The listing below must be duplicated in full, with nothing altered.

Start of Materials provided

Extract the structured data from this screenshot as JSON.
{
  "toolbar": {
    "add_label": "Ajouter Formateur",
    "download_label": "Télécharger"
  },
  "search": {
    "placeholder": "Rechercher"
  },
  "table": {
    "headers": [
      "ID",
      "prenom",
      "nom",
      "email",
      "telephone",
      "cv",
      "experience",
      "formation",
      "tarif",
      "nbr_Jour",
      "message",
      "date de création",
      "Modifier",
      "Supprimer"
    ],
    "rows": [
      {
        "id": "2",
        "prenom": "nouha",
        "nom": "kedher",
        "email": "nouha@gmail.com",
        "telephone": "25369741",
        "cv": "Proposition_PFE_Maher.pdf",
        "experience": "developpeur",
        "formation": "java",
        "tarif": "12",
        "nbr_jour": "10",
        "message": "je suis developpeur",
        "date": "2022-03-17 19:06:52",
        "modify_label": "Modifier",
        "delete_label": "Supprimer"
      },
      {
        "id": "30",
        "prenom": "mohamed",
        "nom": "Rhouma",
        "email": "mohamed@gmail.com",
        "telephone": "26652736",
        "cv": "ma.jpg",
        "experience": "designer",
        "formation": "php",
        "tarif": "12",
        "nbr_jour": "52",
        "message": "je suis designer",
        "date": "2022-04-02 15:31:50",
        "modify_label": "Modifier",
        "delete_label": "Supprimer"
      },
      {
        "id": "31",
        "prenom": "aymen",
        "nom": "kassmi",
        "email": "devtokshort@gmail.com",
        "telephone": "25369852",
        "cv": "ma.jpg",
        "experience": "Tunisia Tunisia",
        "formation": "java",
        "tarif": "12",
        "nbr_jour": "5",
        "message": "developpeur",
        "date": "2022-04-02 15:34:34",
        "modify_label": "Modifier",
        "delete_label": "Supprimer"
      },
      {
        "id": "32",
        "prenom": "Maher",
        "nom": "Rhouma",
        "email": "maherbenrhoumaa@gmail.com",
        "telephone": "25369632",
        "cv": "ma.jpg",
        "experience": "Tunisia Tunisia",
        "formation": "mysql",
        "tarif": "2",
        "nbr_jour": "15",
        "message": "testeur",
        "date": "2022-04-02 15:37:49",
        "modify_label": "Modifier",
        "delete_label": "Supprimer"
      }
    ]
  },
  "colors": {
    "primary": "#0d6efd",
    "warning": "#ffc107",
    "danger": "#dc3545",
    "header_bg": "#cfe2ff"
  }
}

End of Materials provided

# Output for this exercise:
Extract the structured data from this screenshot as JSON.
{
  "toolbar": {
    "add_label": "Ajouter Formateur",
    "download_label": "Télécharger"
  },
  "search": {
    "placeholder": "Rechercher"
  },
  "table": {
    "headers": [
      "ID",
      "prenom",
      "nom",
      "email",
      "telephone",
      "cv",
      "experience",
      "formation",
      "tarif",
      "nbr_Jour",
      "message",
      "date de création",
      "Modifier",
      "Supprimer"
    ],
    "rows": [
      {
        "id": "2",
        "prenom": "nouha",
        "nom": "kedher",
        "email": "nouha@gmail.com",
        "telephone": "25369741",
        "cv": "Proposition_PFE_Maher.pdf",
        "experience": "developpeur",
        "formation": "java",
        "tarif": "12",
        "nbr_jour": "10",
        "message": "je suis developpeur",
        "date": "2022-03-17 19:06:52",
        "modify_label": "Modifier",
        "delete_label": "Supprimer"
      },
      {
        "id": "30",
        "prenom": "mohamed",
        "nom": "Rhouma",
        "email": "mohamed@gmail.com",
        "telephone": "26652736",
        "cv": "ma.jpg",
        "experience": "designer",
        "formation": "php",
        "tarif": "12",
        "nbr_jour": "52",
        "message": "je suis designer",
        "date": "2022-04-02 15:31:50",
        "modify_label": "Modifier",
        "delete_label": "Supprimer"
      },
      {
        "id": "31",
        "prenom": "aymen",
        "nom": "kassmi",
        "email": "devtokshort@gmail.com",
        "telephone": "25369852",
        "cv": "ma.jpg",
        "experience": "Tunisia Tunisia",
        "formation": "java",
        "tarif": "12",
        "nbr_jour": "5",
        "message": "developpeur",
        "date": "2022-04-02 15:34:34",
        "modify_label": "Modifier",
        "delete_label": "Supprimer"
      },
      {
        "id": "32",
        "prenom": "Maher",
        "nom": "Rhouma",
        "email": "maherbenrhoumaa@gmail.com",
        "telephone": "25369632",
        "cv": "ma.jpg",
        "experience": "Tunisia Tunisia",
        "formation": "mysql",
        "tarif": "2",
        "nbr_jour": "15",
        "message": "testeur",
        "date": "2022-04-02 15:37:49",
        "modify_label": "Modifier",
        "delete_label": "Supprimer"
      }
    ]
  },
  "colors": {
    "primary": "#0d6efd",
    "warning": "#ffc107",
    "danger": "#dc3545",
    "header_bg": "#cfe2ff"
  }
}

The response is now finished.